[Data supplied]:
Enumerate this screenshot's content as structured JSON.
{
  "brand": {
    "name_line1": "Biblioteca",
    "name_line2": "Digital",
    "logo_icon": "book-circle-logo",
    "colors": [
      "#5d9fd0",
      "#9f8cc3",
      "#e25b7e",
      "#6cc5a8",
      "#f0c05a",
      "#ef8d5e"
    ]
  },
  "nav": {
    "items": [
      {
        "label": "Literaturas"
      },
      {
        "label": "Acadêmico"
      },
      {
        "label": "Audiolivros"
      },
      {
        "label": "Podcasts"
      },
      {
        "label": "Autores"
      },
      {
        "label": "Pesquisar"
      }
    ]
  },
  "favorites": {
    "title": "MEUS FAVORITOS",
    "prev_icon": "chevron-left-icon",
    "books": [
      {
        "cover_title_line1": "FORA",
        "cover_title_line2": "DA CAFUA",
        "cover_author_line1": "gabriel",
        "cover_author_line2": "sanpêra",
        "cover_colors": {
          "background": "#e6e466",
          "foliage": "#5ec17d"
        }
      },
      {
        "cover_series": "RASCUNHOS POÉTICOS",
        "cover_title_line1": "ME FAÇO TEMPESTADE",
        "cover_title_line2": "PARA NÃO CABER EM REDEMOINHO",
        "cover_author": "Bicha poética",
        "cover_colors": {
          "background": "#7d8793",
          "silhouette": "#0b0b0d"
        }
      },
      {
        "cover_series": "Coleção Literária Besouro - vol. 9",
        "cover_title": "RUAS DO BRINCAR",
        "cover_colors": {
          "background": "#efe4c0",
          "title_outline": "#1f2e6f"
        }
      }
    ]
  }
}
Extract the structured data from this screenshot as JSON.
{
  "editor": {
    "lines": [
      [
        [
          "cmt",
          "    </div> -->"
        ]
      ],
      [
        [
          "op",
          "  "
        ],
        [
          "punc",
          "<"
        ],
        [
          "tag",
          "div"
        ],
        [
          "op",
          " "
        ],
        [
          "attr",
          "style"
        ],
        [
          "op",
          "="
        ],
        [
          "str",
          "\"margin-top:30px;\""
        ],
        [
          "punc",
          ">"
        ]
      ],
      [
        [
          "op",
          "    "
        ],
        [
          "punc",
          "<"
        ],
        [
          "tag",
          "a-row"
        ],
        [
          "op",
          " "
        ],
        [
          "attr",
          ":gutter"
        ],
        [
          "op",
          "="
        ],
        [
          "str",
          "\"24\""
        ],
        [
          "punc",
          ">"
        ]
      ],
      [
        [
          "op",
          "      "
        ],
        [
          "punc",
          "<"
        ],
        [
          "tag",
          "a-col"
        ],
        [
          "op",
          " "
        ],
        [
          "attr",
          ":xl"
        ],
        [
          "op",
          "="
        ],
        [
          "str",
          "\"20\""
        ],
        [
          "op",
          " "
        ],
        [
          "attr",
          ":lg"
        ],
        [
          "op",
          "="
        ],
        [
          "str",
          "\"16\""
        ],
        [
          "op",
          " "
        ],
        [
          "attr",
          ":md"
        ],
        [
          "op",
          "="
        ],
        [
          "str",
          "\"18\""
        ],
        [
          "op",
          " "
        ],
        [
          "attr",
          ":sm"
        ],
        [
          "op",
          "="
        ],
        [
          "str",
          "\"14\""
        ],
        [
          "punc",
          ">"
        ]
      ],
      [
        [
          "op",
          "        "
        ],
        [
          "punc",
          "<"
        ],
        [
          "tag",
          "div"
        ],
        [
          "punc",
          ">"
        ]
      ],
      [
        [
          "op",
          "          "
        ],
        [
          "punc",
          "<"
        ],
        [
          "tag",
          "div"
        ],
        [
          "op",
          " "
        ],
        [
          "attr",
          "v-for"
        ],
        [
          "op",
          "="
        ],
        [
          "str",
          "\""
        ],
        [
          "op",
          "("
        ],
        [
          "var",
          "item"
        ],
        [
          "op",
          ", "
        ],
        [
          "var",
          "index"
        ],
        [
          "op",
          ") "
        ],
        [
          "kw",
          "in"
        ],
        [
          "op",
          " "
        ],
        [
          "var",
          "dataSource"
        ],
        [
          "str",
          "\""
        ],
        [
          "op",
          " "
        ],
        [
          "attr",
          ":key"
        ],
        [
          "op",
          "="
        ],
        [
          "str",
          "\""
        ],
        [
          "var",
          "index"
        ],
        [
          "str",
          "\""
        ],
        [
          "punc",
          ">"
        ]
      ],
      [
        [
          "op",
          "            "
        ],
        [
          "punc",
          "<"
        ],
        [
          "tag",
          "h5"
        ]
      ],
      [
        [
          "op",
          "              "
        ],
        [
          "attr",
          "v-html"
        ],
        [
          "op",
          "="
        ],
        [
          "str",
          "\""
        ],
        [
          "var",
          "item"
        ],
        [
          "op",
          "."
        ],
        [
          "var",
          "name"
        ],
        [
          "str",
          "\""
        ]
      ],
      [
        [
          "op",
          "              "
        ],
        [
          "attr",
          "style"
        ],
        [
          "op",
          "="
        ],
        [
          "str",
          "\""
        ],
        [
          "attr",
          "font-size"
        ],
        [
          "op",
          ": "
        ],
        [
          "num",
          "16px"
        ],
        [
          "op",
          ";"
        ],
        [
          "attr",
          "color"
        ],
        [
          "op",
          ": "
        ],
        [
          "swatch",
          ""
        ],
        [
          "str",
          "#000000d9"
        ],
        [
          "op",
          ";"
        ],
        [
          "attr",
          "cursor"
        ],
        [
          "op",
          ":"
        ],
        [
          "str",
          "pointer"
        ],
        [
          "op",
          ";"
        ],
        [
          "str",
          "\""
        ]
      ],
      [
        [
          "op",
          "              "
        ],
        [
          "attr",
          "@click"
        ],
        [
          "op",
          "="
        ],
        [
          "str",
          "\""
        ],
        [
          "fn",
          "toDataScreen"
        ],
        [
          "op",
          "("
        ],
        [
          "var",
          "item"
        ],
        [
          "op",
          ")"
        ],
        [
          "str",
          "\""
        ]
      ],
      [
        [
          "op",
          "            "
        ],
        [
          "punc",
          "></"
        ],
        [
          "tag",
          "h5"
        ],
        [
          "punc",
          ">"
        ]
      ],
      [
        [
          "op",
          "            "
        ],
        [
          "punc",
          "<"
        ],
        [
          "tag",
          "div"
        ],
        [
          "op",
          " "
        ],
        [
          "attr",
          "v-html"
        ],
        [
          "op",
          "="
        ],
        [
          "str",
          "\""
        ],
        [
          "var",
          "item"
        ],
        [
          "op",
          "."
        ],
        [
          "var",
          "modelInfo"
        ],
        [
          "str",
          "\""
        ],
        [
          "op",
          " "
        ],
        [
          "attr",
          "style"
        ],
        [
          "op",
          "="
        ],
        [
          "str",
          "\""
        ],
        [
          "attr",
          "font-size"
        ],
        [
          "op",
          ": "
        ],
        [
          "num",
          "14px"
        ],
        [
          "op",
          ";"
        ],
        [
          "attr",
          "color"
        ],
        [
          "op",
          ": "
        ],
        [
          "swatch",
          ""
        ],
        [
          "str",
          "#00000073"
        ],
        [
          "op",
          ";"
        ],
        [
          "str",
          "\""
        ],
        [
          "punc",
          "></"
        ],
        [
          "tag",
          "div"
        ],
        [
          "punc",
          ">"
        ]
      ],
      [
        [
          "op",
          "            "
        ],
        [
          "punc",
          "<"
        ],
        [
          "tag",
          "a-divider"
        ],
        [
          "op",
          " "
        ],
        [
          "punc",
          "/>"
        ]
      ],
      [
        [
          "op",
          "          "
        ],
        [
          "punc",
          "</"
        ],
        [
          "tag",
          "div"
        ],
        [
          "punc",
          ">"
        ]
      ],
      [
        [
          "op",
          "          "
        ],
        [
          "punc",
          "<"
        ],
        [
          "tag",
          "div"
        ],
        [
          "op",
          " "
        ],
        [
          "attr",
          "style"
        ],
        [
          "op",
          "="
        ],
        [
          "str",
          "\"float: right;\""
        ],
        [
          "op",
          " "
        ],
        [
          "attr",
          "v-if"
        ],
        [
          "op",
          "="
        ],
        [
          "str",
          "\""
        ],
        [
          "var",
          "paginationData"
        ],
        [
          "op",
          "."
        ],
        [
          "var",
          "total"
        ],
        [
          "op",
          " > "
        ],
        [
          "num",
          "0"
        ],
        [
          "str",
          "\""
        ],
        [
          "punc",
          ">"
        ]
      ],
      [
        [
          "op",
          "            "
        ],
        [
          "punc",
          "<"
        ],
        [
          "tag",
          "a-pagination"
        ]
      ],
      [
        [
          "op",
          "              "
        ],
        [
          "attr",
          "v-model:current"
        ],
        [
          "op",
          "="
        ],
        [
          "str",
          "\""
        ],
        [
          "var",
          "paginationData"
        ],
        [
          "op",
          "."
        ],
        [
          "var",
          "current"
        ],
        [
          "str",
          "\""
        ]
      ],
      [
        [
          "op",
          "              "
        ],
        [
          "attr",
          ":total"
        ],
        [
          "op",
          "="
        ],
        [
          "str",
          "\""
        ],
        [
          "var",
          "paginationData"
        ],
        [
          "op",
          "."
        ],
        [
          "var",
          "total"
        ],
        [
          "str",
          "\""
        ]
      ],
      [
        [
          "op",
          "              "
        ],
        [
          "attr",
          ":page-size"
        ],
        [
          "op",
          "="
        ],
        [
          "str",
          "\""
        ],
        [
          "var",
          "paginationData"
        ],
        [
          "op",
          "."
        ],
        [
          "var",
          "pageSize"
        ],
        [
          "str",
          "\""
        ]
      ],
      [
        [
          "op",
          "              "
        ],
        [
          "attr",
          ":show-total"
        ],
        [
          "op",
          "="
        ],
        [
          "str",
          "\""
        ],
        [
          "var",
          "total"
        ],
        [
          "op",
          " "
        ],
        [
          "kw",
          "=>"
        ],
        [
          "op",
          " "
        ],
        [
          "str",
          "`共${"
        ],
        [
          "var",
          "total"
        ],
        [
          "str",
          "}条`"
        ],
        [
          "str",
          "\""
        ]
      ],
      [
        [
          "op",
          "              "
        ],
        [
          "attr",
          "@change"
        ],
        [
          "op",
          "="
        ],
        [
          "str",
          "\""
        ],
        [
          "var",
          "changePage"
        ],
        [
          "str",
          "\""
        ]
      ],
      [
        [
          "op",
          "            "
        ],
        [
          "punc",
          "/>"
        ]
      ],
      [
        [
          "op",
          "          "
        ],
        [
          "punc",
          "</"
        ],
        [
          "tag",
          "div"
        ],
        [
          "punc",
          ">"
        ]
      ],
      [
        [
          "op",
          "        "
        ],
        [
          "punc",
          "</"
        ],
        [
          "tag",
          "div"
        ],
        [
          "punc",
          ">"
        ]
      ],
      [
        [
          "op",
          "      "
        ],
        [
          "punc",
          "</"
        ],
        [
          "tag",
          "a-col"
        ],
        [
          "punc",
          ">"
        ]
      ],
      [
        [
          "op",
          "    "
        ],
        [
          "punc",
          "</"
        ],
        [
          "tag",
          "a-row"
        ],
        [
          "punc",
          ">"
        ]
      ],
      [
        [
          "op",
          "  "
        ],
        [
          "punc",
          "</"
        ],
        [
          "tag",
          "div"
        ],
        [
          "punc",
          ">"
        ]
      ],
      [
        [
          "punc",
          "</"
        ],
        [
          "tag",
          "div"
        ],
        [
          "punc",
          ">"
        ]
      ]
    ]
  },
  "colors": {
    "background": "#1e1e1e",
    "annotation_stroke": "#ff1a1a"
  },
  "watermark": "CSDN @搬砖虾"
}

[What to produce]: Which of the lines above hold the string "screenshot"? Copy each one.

[Solution]:
Enumerate this screenshot's content as structured JSON.
Extract the structured data from this screenshot as JSON.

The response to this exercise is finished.